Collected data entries
----------------
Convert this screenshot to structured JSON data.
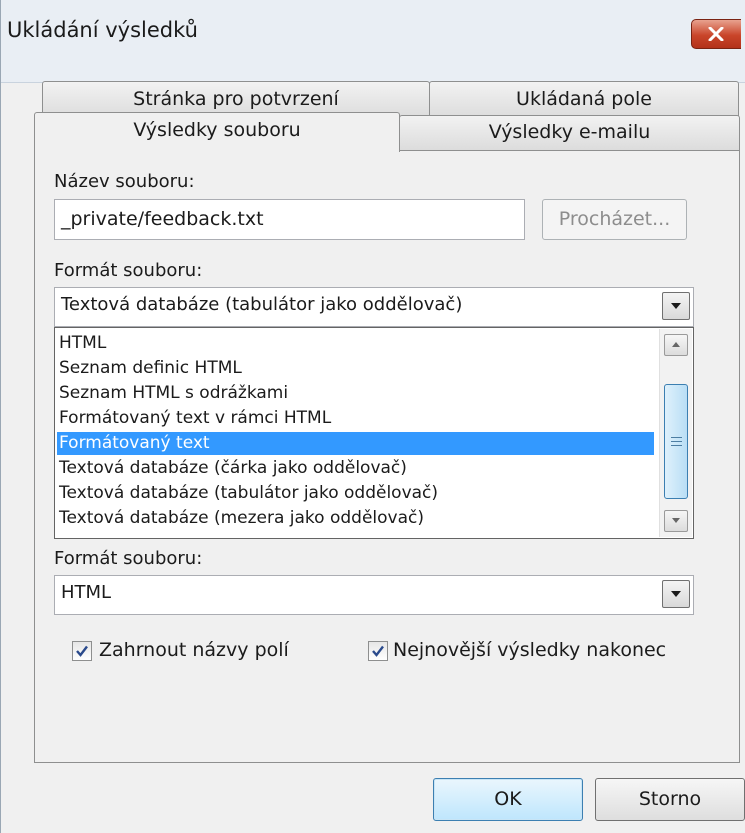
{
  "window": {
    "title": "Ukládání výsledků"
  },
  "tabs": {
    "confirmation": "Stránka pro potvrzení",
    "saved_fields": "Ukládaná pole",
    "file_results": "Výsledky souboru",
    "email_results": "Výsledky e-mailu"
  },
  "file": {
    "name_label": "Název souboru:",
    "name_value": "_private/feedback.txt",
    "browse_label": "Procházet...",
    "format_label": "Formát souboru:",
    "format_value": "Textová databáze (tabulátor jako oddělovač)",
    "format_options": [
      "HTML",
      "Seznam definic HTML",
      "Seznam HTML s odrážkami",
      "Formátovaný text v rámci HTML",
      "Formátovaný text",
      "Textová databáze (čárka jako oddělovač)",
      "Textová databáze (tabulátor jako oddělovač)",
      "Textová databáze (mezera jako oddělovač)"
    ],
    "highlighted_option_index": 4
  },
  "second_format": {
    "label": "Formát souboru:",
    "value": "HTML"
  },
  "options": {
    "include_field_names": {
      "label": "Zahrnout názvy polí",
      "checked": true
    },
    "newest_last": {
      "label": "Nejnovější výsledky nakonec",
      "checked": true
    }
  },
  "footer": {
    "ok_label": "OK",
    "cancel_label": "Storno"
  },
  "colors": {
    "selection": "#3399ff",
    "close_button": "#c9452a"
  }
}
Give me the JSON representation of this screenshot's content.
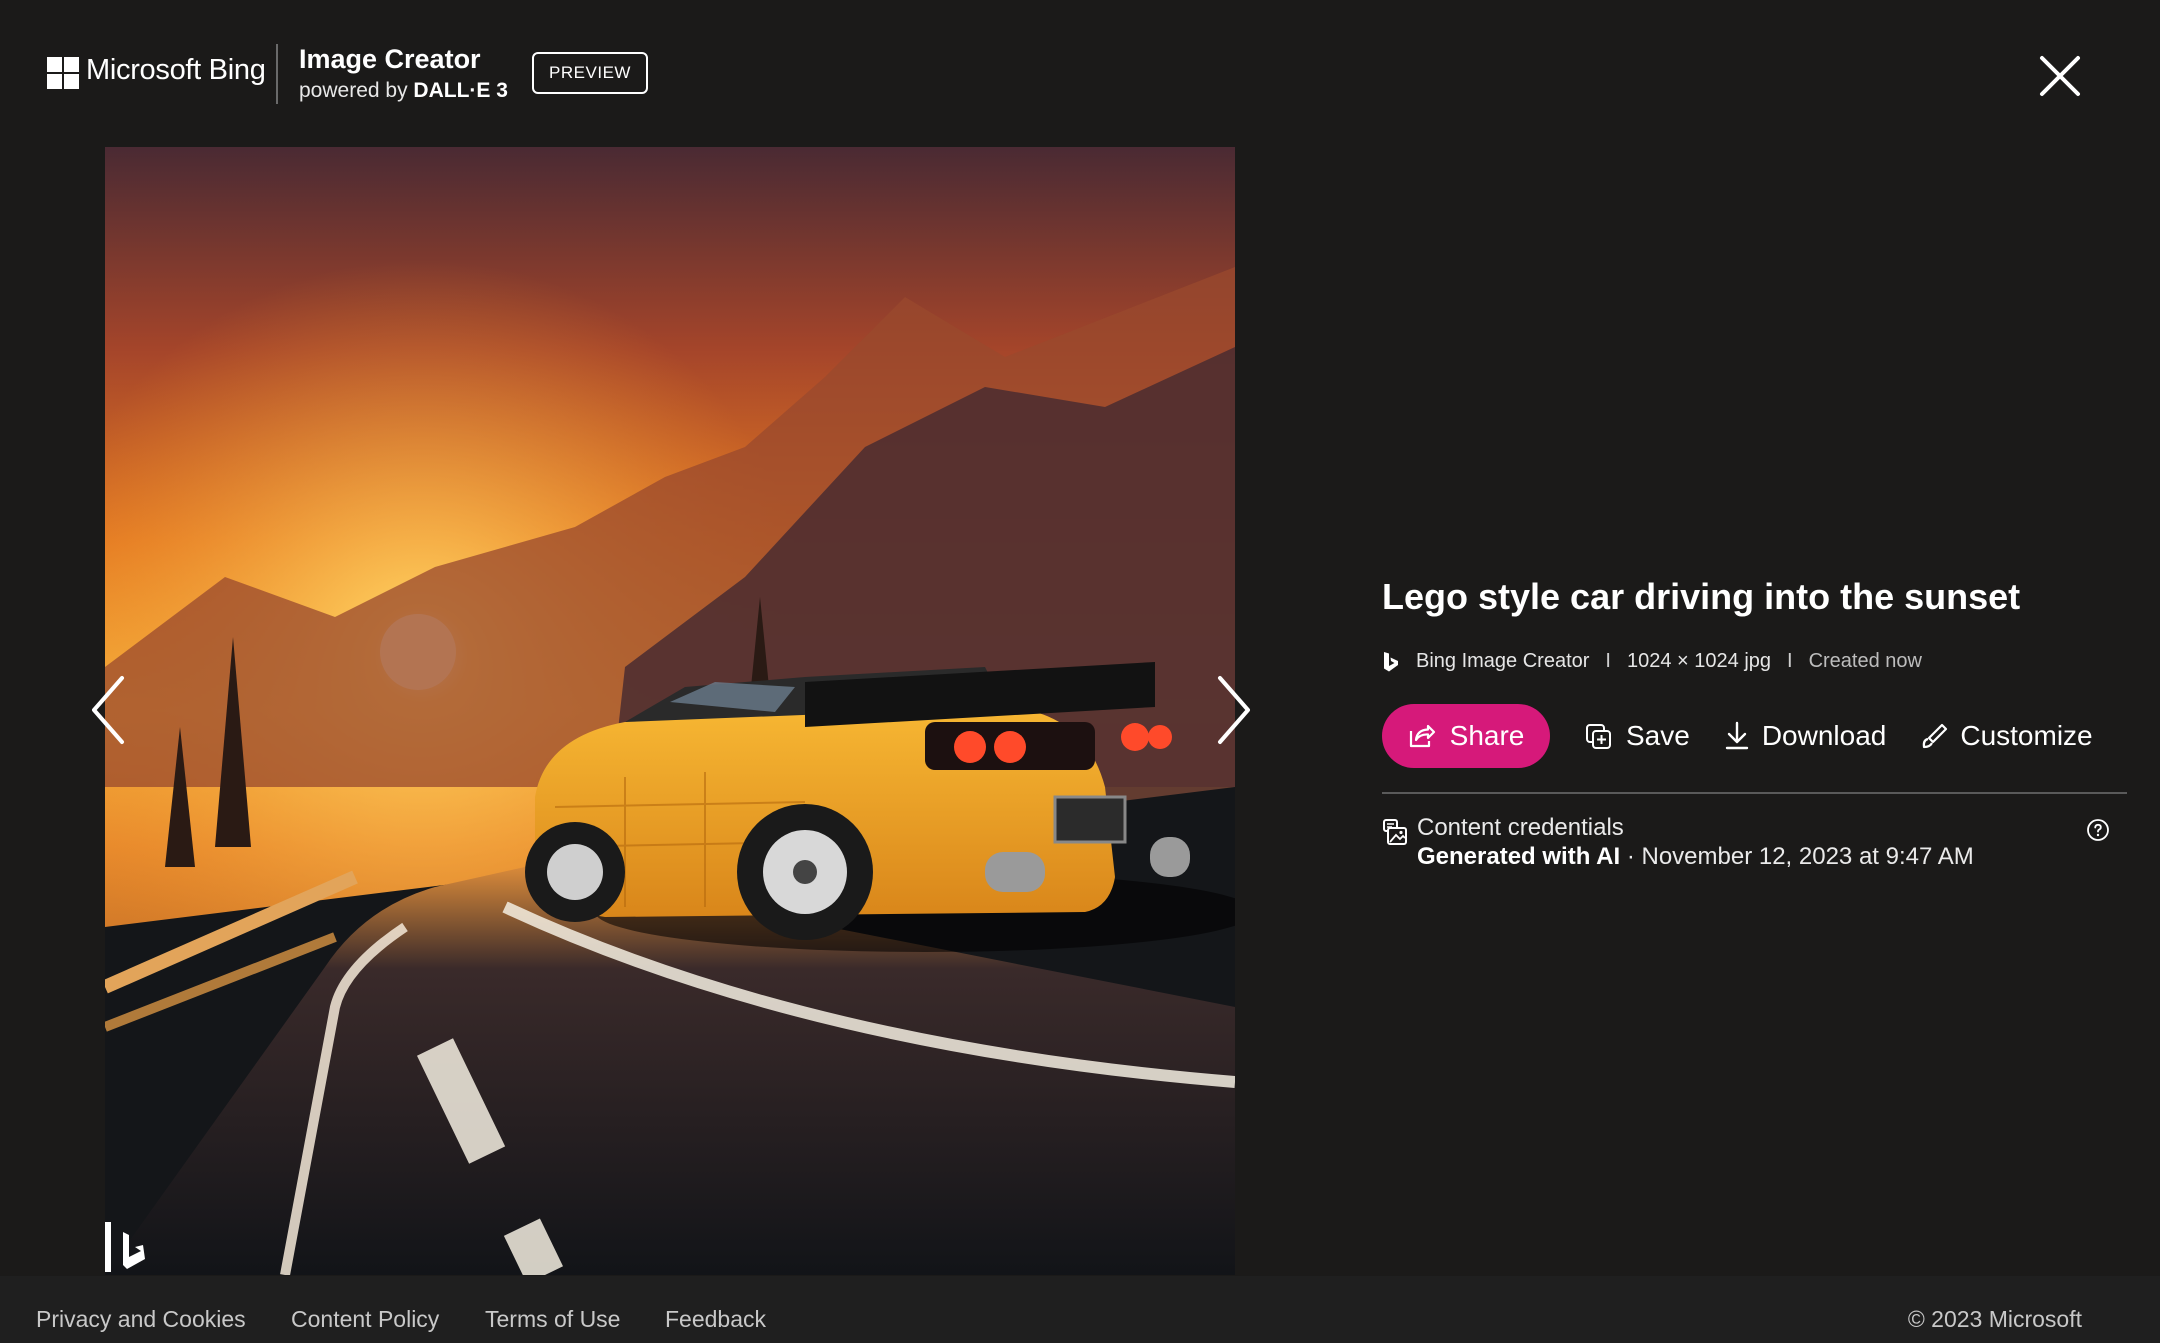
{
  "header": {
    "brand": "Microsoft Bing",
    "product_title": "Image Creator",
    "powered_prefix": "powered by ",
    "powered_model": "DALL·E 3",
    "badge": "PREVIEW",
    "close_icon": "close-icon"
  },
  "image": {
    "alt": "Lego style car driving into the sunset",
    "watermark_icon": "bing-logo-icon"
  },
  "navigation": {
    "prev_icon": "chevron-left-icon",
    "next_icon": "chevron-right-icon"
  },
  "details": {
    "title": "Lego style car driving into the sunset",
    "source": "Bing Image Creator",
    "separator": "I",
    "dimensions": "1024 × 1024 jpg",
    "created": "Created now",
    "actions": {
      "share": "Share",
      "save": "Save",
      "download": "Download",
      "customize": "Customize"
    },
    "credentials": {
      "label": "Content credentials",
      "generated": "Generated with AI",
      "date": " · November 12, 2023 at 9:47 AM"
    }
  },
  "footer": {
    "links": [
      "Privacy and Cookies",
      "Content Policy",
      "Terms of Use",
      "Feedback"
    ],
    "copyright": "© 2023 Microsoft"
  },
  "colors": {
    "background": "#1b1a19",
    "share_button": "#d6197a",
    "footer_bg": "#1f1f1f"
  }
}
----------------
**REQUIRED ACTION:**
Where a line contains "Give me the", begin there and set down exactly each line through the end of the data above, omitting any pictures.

**TASK RESPONSE:**
Give me the JSON representation of this screenshot's content.
{
  "header": {
    "brand": "Microsoft Bing",
    "product_title": "Image Creator",
    "powered_prefix": "powered by ",
    "powered_model": "DALL·E 3",
    "badge": "PREVIEW",
    "close_icon": "close-icon"
  },
  "image": {
    "alt": "Lego style car driving into the sunset",
    "watermark_icon": "bing-logo-icon"
  },
  "navigation": {
    "prev_icon": "chevron-left-icon",
    "next_icon": "chevron-right-icon"
  },
  "details": {
    "title": "Lego style car driving into the sunset",
    "source": "Bing Image Creator",
    "separator": "I",
    "dimensions": "1024 × 1024 jpg",
    "created": "Created now",
    "actions": {
      "share": "Share",
      "save": "Save",
      "download": "Download",
      "customize": "Customize"
    },
    "credentials": {
      "label": "Content credentials",
      "generated": "Generated with AI",
      "date": " · November 12, 2023 at 9:47 AM"
    }
  },
  "footer": {
    "links": [
      "Privacy and Cookies",
      "Content Policy",
      "Terms of Use",
      "Feedback"
    ],
    "copyright": "© 2023 Microsoft"
  },
  "colors": {
    "background": "#1b1a19",
    "share_button": "#d6197a",
    "footer_bg": "#1f1f1f"
  }
}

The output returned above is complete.